* RECORD EXTRACTS:
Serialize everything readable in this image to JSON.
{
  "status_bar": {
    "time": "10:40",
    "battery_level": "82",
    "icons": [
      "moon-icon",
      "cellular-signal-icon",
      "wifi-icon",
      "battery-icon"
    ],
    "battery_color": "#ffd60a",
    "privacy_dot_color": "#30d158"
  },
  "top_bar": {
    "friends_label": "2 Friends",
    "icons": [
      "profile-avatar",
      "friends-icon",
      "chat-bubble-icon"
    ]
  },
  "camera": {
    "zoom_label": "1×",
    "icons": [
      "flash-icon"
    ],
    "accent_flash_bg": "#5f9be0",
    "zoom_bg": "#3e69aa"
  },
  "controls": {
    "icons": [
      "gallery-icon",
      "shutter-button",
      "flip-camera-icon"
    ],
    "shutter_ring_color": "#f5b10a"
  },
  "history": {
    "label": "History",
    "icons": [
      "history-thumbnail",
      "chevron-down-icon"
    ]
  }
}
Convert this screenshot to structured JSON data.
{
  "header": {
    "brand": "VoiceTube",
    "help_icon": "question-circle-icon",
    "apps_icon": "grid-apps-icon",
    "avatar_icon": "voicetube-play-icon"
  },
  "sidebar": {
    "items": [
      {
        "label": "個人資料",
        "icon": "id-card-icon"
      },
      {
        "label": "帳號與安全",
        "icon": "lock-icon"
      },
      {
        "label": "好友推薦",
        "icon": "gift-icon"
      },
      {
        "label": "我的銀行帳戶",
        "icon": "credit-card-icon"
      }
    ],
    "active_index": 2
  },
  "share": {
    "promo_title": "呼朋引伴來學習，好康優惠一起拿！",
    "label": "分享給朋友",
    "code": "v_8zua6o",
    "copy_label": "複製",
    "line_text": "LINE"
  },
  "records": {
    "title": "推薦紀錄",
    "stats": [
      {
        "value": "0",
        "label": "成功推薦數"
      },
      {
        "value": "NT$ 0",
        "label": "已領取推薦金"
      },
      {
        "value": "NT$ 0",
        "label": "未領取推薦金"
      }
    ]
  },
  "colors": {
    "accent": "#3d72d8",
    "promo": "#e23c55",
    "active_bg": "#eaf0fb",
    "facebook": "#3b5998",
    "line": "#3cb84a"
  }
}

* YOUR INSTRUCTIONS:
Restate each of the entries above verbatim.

* PROBLEM SOLUTION:
Serialize everything readable in this image to JSON.
{
  "status_bar": {
    "time": "10:40",
    "battery_level": "82",
    "icons": [
      "moon-icon",
      "cellular-signal-icon",
      "wifi-icon",
      "battery-icon"
    ],
    "battery_color": "#ffd60a",
    "privacy_dot_color": "#30d158"
  },
  "top_bar": {
    "friends_label": "2 Friends",
    "icons": [
      "profile-avatar",
      "friends-icon",
      "chat-bubble-icon"
    ]
  },
  "camera": {
    "zoom_label": "1×",
    "icons": [
      "flash-icon"
    ],
    "accent_flash_bg": "#5f9be0",
    "zoom_bg": "#3e69aa"
  },
  "controls": {
    "icons": [
      "gallery-icon",
      "shutter-button",
      "flip-camera-icon"
    ],
    "shutter_ring_color": "#f5b10a"
  },
  "history": {
    "label": "History",
    "icons": [
      "history-thumbnail",
      "chevron-down-icon"
    ]
  }
}
Convert this screenshot to structured JSON data.
{
  "header": {
    "brand": "VoiceTube",
    "help_icon": "question-circle-icon",
    "apps_icon": "grid-apps-icon",
    "avatar_icon": "voicetube-play-icon"
  },
  "sidebar": {
    "items": [
      {
        "label": "個人資料",
        "icon": "id-card-icon"
      },
      {
        "label": "帳號與安全",
        "icon": "lock-icon"
      },
      {
        "label": "好友推薦",
        "icon": "gift-icon"
      },
      {
        "label": "我的銀行帳戶",
        "icon": "credit-card-icon"
      }
    ],
    "active_index": 2
  },
  "share": {
    "promo_title": "呼朋引伴來學習，好康優惠一起拿！",
    "label": "分享給朋友",
    "code": "v_8zua6o",
    "copy_label": "複製",
    "line_text": "LINE"
  },
  "records": {
    "title": "推薦紀錄",
    "stats": [
      {
        "value": "0",
        "label": "成功推薦數"
      },
      {
        "value": "NT$ 0",
        "label": "已領取推薦金"
      },
      {
        "value": "NT$ 0",
        "label": "未領取推薦金"
      }
    ]
  },
  "colors": {
    "accent": "#3d72d8",
    "promo": "#e23c55",
    "active_bg": "#eaf0fb",
    "facebook": "#3b5998",
    "line": "#3cb84a"
  }
}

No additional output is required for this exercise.